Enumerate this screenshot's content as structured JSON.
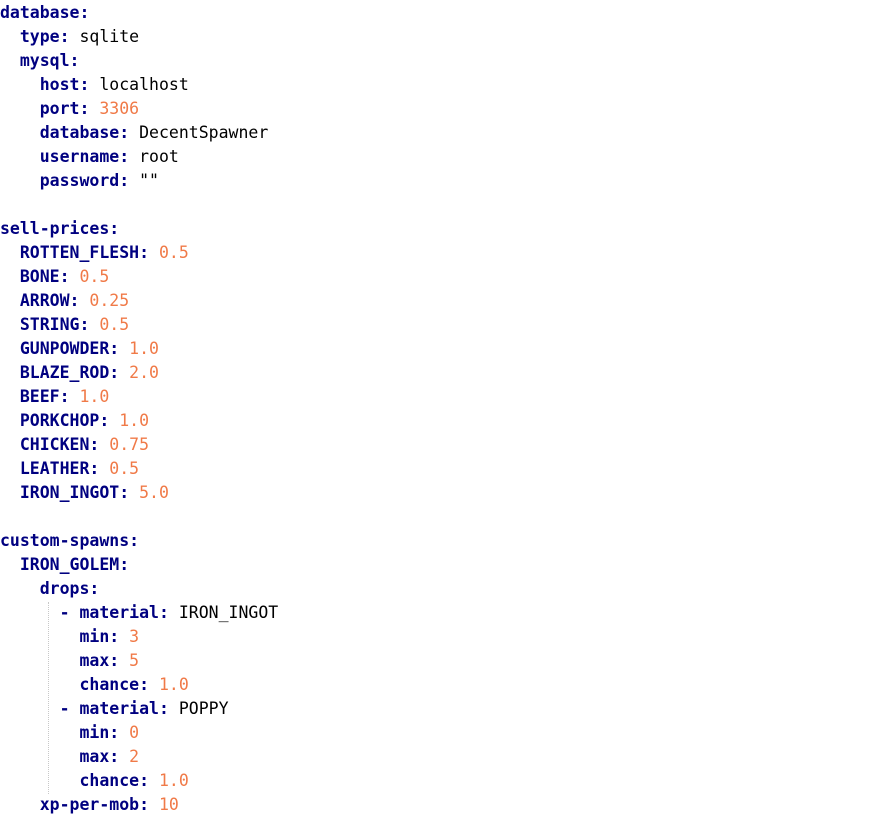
{
  "theme": {
    "key_color": "#000080",
    "string_color": "#000000",
    "number_color": "#f07a48",
    "background": "#ffffff"
  },
  "lines": [
    {
      "indent": 0,
      "key": "database",
      "sep": ":",
      "value": "",
      "vtype": ""
    },
    {
      "indent": 2,
      "key": "type",
      "sep": ":",
      "value": "sqlite",
      "vtype": "str"
    },
    {
      "indent": 2,
      "key": "mysql",
      "sep": ":",
      "value": "",
      "vtype": ""
    },
    {
      "indent": 4,
      "key": "host",
      "sep": ":",
      "value": "localhost",
      "vtype": "str"
    },
    {
      "indent": 4,
      "key": "port",
      "sep": ":",
      "value": "3306",
      "vtype": "num"
    },
    {
      "indent": 4,
      "key": "database",
      "sep": ":",
      "value": "DecentSpawner",
      "vtype": "str"
    },
    {
      "indent": 4,
      "key": "username",
      "sep": ":",
      "value": "root",
      "vtype": "str"
    },
    {
      "indent": 4,
      "key": "password",
      "sep": ":",
      "value": "\"\"",
      "vtype": "str"
    },
    {
      "blank": true
    },
    {
      "indent": 0,
      "key": "sell-prices",
      "sep": ":",
      "value": "",
      "vtype": ""
    },
    {
      "indent": 2,
      "key": "ROTTEN_FLESH",
      "sep": ":",
      "value": "0.5",
      "vtype": "num"
    },
    {
      "indent": 2,
      "key": "BONE",
      "sep": ":",
      "value": "0.5",
      "vtype": "num"
    },
    {
      "indent": 2,
      "key": "ARROW",
      "sep": ":",
      "value": "0.25",
      "vtype": "num"
    },
    {
      "indent": 2,
      "key": "STRING",
      "sep": ":",
      "value": "0.5",
      "vtype": "num"
    },
    {
      "indent": 2,
      "key": "GUNPOWDER",
      "sep": ":",
      "value": "1.0",
      "vtype": "num"
    },
    {
      "indent": 2,
      "key": "BLAZE_ROD",
      "sep": ":",
      "value": "2.0",
      "vtype": "num"
    },
    {
      "indent": 2,
      "key": "BEEF",
      "sep": ":",
      "value": "1.0",
      "vtype": "num"
    },
    {
      "indent": 2,
      "key": "PORKCHOP",
      "sep": ":",
      "value": "1.0",
      "vtype": "num"
    },
    {
      "indent": 2,
      "key": "CHICKEN",
      "sep": ":",
      "value": "0.75",
      "vtype": "num"
    },
    {
      "indent": 2,
      "key": "LEATHER",
      "sep": ":",
      "value": "0.5",
      "vtype": "num"
    },
    {
      "indent": 2,
      "key": "IRON_INGOT",
      "sep": ":",
      "value": "5.0",
      "vtype": "num"
    },
    {
      "blank": true
    },
    {
      "indent": 0,
      "key": "custom-spawns",
      "sep": ":",
      "value": "",
      "vtype": ""
    },
    {
      "indent": 2,
      "key": "IRON_GOLEM",
      "sep": ":",
      "value": "",
      "vtype": ""
    },
    {
      "indent": 4,
      "key": "drops",
      "sep": ":",
      "value": "",
      "vtype": ""
    },
    {
      "indent": 6,
      "dash": "-",
      "key": "material",
      "sep": ":",
      "value": "IRON_INGOT",
      "vtype": "str"
    },
    {
      "indent": 8,
      "key": "min",
      "sep": ":",
      "value": "3",
      "vtype": "num"
    },
    {
      "indent": 8,
      "key": "max",
      "sep": ":",
      "value": "5",
      "vtype": "num"
    },
    {
      "indent": 8,
      "key": "chance",
      "sep": ":",
      "value": "1.0",
      "vtype": "num"
    },
    {
      "indent": 6,
      "dash": "-",
      "key": "material",
      "sep": ":",
      "value": "POPPY",
      "vtype": "str"
    },
    {
      "indent": 8,
      "key": "min",
      "sep": ":",
      "value": "0",
      "vtype": "num"
    },
    {
      "indent": 8,
      "key": "max",
      "sep": ":",
      "value": "2",
      "vtype": "num"
    },
    {
      "indent": 8,
      "key": "chance",
      "sep": ":",
      "value": "1.0",
      "vtype": "num"
    },
    {
      "indent": 4,
      "key": "xp-per-mob",
      "sep": ":",
      "value": "10",
      "vtype": "num"
    }
  ]
}
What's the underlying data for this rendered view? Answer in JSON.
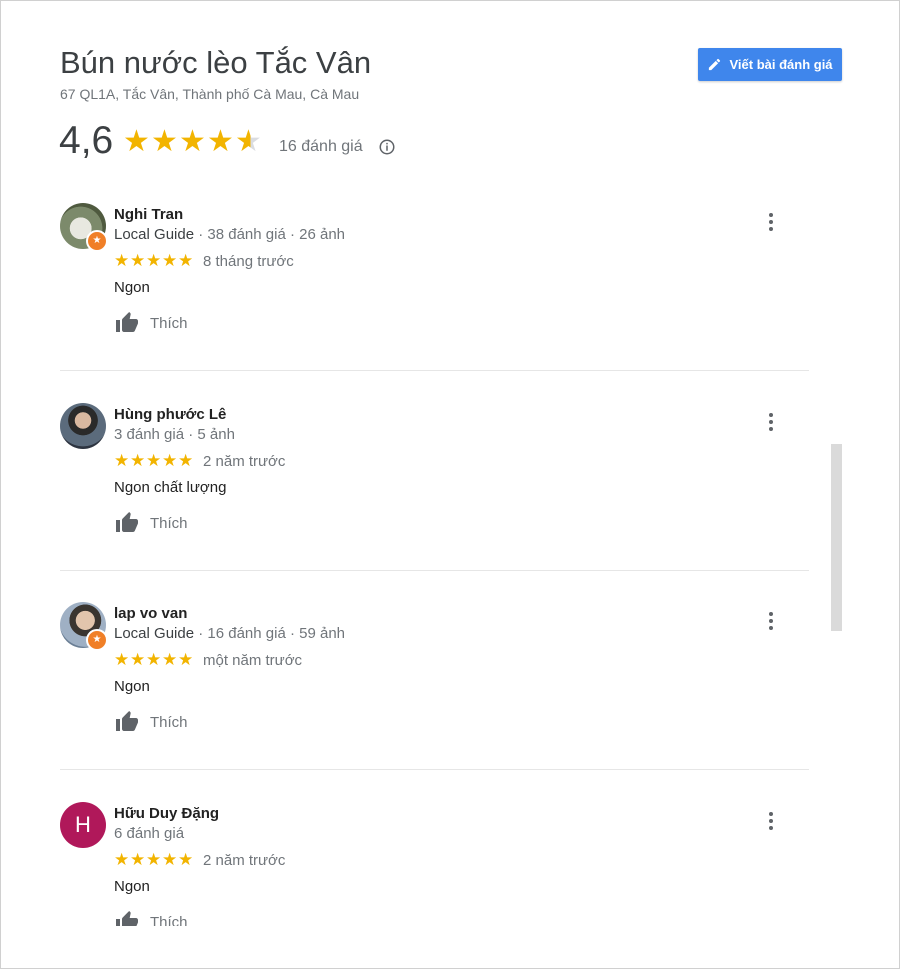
{
  "place": {
    "title": "Bún nước lèo Tắc Vân",
    "address": "67 QL1A, Tắc Vân, Thành phố Cà Mau, Cà Mau",
    "write_review_label": "Viết bài đánh giá",
    "rating": "4,6",
    "rating_value": 4.6,
    "review_count": "16 đánh giá",
    "info_icon": "info-icon"
  },
  "colors": {
    "accent": "#3f86ec",
    "star": "#f2b400",
    "local_guide_badge": "#f07f27",
    "avatar_letter_bg": "#b0185a"
  },
  "reviews": [
    {
      "name": "Nghi Tran",
      "guide": "Local Guide",
      "meta": " · 38 đánh giá · 26 ảnh",
      "stars": 5,
      "when": "8 tháng trước",
      "text": "Ngon",
      "like": "Thích",
      "local_guide": true
    },
    {
      "name": "Hùng phước Lê",
      "guide": "",
      "meta": "3 đánh giá · 5 ảnh",
      "stars": 5,
      "when": "2 năm trước",
      "text": "Ngon chất lượng",
      "like": "Thích",
      "local_guide": false
    },
    {
      "name": "lap vo van",
      "guide": "Local Guide",
      "meta": " · 16 đánh giá · 59 ảnh",
      "stars": 5,
      "when": "một năm trước",
      "text": "Ngon",
      "like": "Thích",
      "local_guide": true
    },
    {
      "name": "Hữu Duy Đặng",
      "guide": "",
      "meta": "6 đánh giá",
      "stars": 5,
      "when": "2 năm trước",
      "text": "Ngon",
      "like": "Thích",
      "local_guide": false,
      "avatar_letter": "H"
    }
  ]
}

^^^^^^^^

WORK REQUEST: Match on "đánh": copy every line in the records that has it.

RESPONSE TO THE TASK:
    "write_review_label": "Viết bài đánh giá",
    "review_count": "16 đánh giá",
      "meta": " · 38 đánh giá · 26 ảnh",
      "meta": "3 đánh giá · 5 ảnh",
      "meta": " · 16 đánh giá · 59 ảnh",
      "meta": "6 đánh giá",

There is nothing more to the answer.